[EXERCISE INPUTS]

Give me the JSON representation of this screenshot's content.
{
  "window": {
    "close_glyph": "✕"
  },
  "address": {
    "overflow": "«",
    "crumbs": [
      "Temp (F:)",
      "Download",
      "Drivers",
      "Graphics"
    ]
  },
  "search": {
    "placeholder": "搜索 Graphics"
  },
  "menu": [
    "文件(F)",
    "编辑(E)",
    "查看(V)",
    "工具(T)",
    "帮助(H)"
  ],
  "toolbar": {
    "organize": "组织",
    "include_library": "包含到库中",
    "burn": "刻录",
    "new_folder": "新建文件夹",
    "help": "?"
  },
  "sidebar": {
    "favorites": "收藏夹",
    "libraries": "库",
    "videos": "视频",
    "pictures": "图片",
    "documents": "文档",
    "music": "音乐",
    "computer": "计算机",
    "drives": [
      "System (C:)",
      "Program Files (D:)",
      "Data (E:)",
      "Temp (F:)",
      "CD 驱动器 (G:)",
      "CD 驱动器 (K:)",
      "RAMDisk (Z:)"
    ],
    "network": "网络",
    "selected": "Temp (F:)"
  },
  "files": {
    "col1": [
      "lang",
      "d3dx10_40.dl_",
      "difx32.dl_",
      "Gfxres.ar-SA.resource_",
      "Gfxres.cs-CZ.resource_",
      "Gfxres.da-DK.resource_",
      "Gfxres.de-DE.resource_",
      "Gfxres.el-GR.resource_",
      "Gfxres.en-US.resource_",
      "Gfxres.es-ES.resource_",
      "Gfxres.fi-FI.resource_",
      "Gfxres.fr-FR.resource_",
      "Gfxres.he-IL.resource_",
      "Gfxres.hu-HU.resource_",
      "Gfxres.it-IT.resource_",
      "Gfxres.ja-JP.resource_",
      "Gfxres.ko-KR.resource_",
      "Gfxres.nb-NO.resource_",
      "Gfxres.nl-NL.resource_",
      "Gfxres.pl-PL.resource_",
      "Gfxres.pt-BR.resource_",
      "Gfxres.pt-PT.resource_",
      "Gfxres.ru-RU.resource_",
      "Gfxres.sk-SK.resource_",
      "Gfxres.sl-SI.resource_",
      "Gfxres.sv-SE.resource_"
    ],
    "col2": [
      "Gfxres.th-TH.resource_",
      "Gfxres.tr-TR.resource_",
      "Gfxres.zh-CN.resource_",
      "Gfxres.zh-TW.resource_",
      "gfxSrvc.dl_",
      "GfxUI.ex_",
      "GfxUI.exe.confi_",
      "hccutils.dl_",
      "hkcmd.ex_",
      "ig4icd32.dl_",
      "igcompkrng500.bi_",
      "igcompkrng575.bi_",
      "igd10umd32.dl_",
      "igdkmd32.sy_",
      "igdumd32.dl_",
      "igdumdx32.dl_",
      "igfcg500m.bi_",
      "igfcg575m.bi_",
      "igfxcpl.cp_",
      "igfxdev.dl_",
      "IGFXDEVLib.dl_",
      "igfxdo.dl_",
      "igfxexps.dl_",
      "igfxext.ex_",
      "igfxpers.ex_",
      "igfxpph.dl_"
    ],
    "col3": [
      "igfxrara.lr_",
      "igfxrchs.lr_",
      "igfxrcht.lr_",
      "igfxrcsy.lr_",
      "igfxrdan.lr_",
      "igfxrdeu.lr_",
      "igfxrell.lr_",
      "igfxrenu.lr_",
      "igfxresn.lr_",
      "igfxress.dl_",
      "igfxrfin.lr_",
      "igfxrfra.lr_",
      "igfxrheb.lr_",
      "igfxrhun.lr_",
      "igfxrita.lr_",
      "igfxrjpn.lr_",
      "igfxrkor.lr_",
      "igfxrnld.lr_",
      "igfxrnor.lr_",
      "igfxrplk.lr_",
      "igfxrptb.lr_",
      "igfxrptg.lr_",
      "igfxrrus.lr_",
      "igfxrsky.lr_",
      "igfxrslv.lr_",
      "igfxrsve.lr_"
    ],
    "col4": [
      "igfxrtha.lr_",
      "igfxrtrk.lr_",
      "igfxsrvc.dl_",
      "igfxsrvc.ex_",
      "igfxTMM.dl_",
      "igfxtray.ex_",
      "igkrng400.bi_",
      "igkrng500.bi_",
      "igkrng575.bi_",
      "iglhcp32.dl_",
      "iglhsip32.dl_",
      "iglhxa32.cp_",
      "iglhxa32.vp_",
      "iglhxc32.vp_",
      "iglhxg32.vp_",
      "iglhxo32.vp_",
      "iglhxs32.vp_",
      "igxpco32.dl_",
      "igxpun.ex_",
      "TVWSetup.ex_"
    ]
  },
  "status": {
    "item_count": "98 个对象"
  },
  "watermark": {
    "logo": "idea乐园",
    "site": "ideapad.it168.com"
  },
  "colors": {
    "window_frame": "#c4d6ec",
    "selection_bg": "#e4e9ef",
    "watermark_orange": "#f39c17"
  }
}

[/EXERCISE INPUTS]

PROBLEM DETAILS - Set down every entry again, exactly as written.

TASK RESPONSE -
Give me the JSON representation of this screenshot's content.
{
  "window": {
    "close_glyph": "✕"
  },
  "address": {
    "overflow": "«",
    "crumbs": [
      "Temp (F:)",
      "Download",
      "Drivers",
      "Graphics"
    ]
  },
  "search": {
    "placeholder": "搜索 Graphics"
  },
  "menu": [
    "文件(F)",
    "编辑(E)",
    "查看(V)",
    "工具(T)",
    "帮助(H)"
  ],
  "toolbar": {
    "organize": "组织",
    "include_library": "包含到库中",
    "burn": "刻录",
    "new_folder": "新建文件夹",
    "help": "?"
  },
  "sidebar": {
    "favorites": "收藏夹",
    "libraries": "库",
    "videos": "视频",
    "pictures": "图片",
    "documents": "文档",
    "music": "音乐",
    "computer": "计算机",
    "drives": [
      "System (C:)",
      "Program Files (D:)",
      "Data (E:)",
      "Temp (F:)",
      "CD 驱动器 (G:)",
      "CD 驱动器 (K:)",
      "RAMDisk (Z:)"
    ],
    "network": "网络",
    "selected": "Temp (F:)"
  },
  "files": {
    "col1": [
      "lang",
      "d3dx10_40.dl_",
      "difx32.dl_",
      "Gfxres.ar-SA.resource_",
      "Gfxres.cs-CZ.resource_",
      "Gfxres.da-DK.resource_",
      "Gfxres.de-DE.resource_",
      "Gfxres.el-GR.resource_",
      "Gfxres.en-US.resource_",
      "Gfxres.es-ES.resource_",
      "Gfxres.fi-FI.resource_",
      "Gfxres.fr-FR.resource_",
      "Gfxres.he-IL.resource_",
      "Gfxres.hu-HU.resource_",
      "Gfxres.it-IT.resource_",
      "Gfxres.ja-JP.resource_",
      "Gfxres.ko-KR.resource_",
      "Gfxres.nb-NO.resource_",
      "Gfxres.nl-NL.resource_",
      "Gfxres.pl-PL.resource_",
      "Gfxres.pt-BR.resource_",
      "Gfxres.pt-PT.resource_",
      "Gfxres.ru-RU.resource_",
      "Gfxres.sk-SK.resource_",
      "Gfxres.sl-SI.resource_",
      "Gfxres.sv-SE.resource_"
    ],
    "col2": [
      "Gfxres.th-TH.resource_",
      "Gfxres.tr-TR.resource_",
      "Gfxres.zh-CN.resource_",
      "Gfxres.zh-TW.resource_",
      "gfxSrvc.dl_",
      "GfxUI.ex_",
      "GfxUI.exe.confi_",
      "hccutils.dl_",
      "hkcmd.ex_",
      "ig4icd32.dl_",
      "igcompkrng500.bi_",
      "igcompkrng575.bi_",
      "igd10umd32.dl_",
      "igdkmd32.sy_",
      "igdumd32.dl_",
      "igdumdx32.dl_",
      "igfcg500m.bi_",
      "igfcg575m.bi_",
      "igfxcpl.cp_",
      "igfxdev.dl_",
      "IGFXDEVLib.dl_",
      "igfxdo.dl_",
      "igfxexps.dl_",
      "igfxext.ex_",
      "igfxpers.ex_",
      "igfxpph.dl_"
    ],
    "col3": [
      "igfxrara.lr_",
      "igfxrchs.lr_",
      "igfxrcht.lr_",
      "igfxrcsy.lr_",
      "igfxrdan.lr_",
      "igfxrdeu.lr_",
      "igfxrell.lr_",
      "igfxrenu.lr_",
      "igfxresn.lr_",
      "igfxress.dl_",
      "igfxrfin.lr_",
      "igfxrfra.lr_",
      "igfxrheb.lr_",
      "igfxrhun.lr_",
      "igfxrita.lr_",
      "igfxrjpn.lr_",
      "igfxrkor.lr_",
      "igfxrnld.lr_",
      "igfxrnor.lr_",
      "igfxrplk.lr_",
      "igfxrptb.lr_",
      "igfxrptg.lr_",
      "igfxrrus.lr_",
      "igfxrsky.lr_",
      "igfxrslv.lr_",
      "igfxrsve.lr_"
    ],
    "col4": [
      "igfxrtha.lr_",
      "igfxrtrk.lr_",
      "igfxsrvc.dl_",
      "igfxsrvc.ex_",
      "igfxTMM.dl_",
      "igfxtray.ex_",
      "igkrng400.bi_",
      "igkrng500.bi_",
      "igkrng575.bi_",
      "iglhcp32.dl_",
      "iglhsip32.dl_",
      "iglhxa32.cp_",
      "iglhxa32.vp_",
      "iglhxc32.vp_",
      "iglhxg32.vp_",
      "iglhxo32.vp_",
      "iglhxs32.vp_",
      "igxpco32.dl_",
      "igxpun.ex_",
      "TVWSetup.ex_"
    ]
  },
  "status": {
    "item_count": "98 个对象"
  },
  "watermark": {
    "logo": "idea乐园",
    "site": "ideapad.it168.com"
  },
  "colors": {
    "window_frame": "#c4d6ec",
    "selection_bg": "#e4e9ef",
    "watermark_orange": "#f39c17"
  }
}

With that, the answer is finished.